CNS Canada –– Over the next month, Prairie producers can expect to see more of the cool, wet weather that has afflicted much of Western Canada so far this spring, according to a weather expert.
“We’ll keep a cooler bias relative to normal over these next few weeks. So the drying rates will be a little sluggish for a while yet, but we will have some warmer days, it’s not a total disaster,” said Drew Lerner, president and meteorologist for World Weather Inc. in Kansas City.
Overnight lows are still below 0 C in many locations and already some weather-watchers are drawing comparisons to the spring of 2011, which to Lerner, isn’t a good sign.
Lerner said he believes May will be cooler than normal with regular bouts of precipitation, but doesn’t expect it will translate into any sustained periods of intensive rain.
“It won’t stay warm, we’ll probably wind up with more coolness and shower activity towards the end of the month.”

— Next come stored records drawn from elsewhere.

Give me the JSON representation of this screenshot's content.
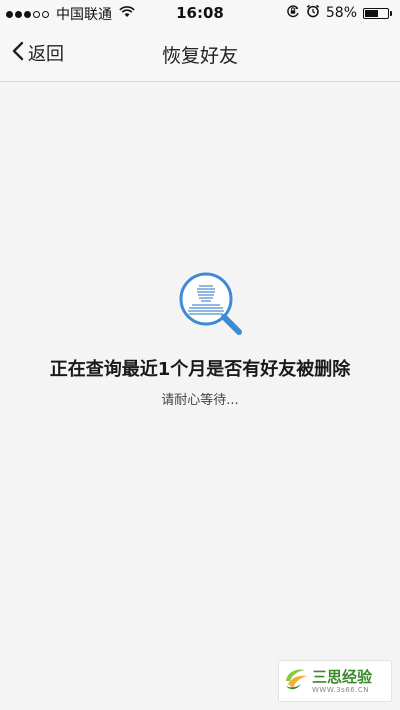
{
  "status_bar": {
    "carrier": "中国联通",
    "time": "16:08",
    "battery_percent": "58%",
    "battery_level": 0.58,
    "signal_bars_filled": 3,
    "signal_bars_total": 5
  },
  "nav": {
    "back_label": "返回",
    "title": "恢复好友"
  },
  "main": {
    "message_title": "正在查询最近1个月是否有好友被删除",
    "message_subtitle": "请耐心等待..."
  },
  "watermark": {
    "name": "三思经验",
    "url": "WWW.3s66.CN"
  },
  "colors": {
    "accent": "#3d8bd6",
    "background": "#f4f4f4",
    "watermark_green": "#3a8a2a"
  }
}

The cool spring is all part of an 18-year cycle and will keep producers from getting into the field as quickly as they’d like, he said.
Lerner’s forecast is similar to the one found in a recent report from Environment Canada. The federal agency’s most recent three-month outlook calls for below-normal temperatures across all three Prairie provinces through May, June and July.
Heading into the summer, Lerner said he expects conditions to stay mild across the Prairies with the possible exception of the west.
“Now the western side, I think it’s different, I think they will heat up at some point in late summer. They will probably go a little too dry and warm in some parts of Alberta.”
This doesn’t mean the rest of the Prairies won’t see any warm weather during the spring or early summer, Lerner said; it simply means every time things warm up, they will quickly cool down again.
“We’re not going to have a tremendous amount of heat units in Manitoba or eastern Saskatchewan.”
As a result, he said, it will be difficult to get averages to the point where producers typically want them to be.
“Obviously we’re going to be running late on planting and degree-day accumulations so these crops will be a little bit more immature in the fall, and that raises a whole other issue, with possible frost freezes at the end of the season.”
In the near term, Lerner said, the precipitation western provinces have experienced is starting to become a problem. Water has pooled in many fields leaving producers unable to do fieldwork.
“We need to see significant days in a row of warm weather and no rain so that we can get rid of the surface moisture and start working the fields.”
— Dave Sims writes for Commodity News Service Canada, a Winnipeg company specializing in grain and commodity market reporting.